Understanding the Computing Culture


What do the Internet, Mitch Kapor, Bill Gates and the movies, The Net and Sneakers, have in common? They are part of the computing culture where culture is defined as the patterns, traits, products and artifacts of a particular period, class or population. At every level, students must be familiar with the computing and information systems issues of the day.

Students must be exposed to more than just the technical facts and techniques of a discipline. They must feel, think and act, not just like computer science majors, but like computer scientists. Teaching the culture of a field is not just necessary in computing. All fields have a culture, a set of norms, a non academic literature found in popular magazines, newspaper columns, best-selling books, movies, TV and even jokes. But the problem appears to be more acute in computer science where personal and academic computing tend to merge. In particular, computing is different from other majors in that so much of it is learned outside the formal classroom setting.
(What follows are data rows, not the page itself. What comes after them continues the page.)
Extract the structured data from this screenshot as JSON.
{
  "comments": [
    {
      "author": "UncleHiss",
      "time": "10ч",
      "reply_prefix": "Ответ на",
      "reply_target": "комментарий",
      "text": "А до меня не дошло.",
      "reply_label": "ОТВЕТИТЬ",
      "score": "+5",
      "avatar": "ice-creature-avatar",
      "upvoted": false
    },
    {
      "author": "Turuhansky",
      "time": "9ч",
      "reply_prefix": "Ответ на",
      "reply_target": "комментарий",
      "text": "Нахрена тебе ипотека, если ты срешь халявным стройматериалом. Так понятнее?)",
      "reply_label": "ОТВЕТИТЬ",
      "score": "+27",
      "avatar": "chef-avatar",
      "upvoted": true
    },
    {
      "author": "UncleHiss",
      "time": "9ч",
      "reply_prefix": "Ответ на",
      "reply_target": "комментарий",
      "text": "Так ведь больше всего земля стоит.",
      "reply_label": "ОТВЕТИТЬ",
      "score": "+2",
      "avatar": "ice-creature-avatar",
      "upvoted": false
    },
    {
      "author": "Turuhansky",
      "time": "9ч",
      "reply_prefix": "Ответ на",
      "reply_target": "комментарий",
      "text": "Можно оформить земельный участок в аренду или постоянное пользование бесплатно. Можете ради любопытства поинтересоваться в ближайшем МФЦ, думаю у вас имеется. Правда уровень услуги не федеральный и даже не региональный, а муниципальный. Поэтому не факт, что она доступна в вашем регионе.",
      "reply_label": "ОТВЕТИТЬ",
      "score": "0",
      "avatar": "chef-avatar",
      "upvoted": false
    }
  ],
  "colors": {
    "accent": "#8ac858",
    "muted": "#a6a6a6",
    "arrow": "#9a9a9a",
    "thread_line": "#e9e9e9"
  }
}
Comments, questions, additions? I want to hear from you.
danny@hikertohiker.org
Last Updated on 30 September 1999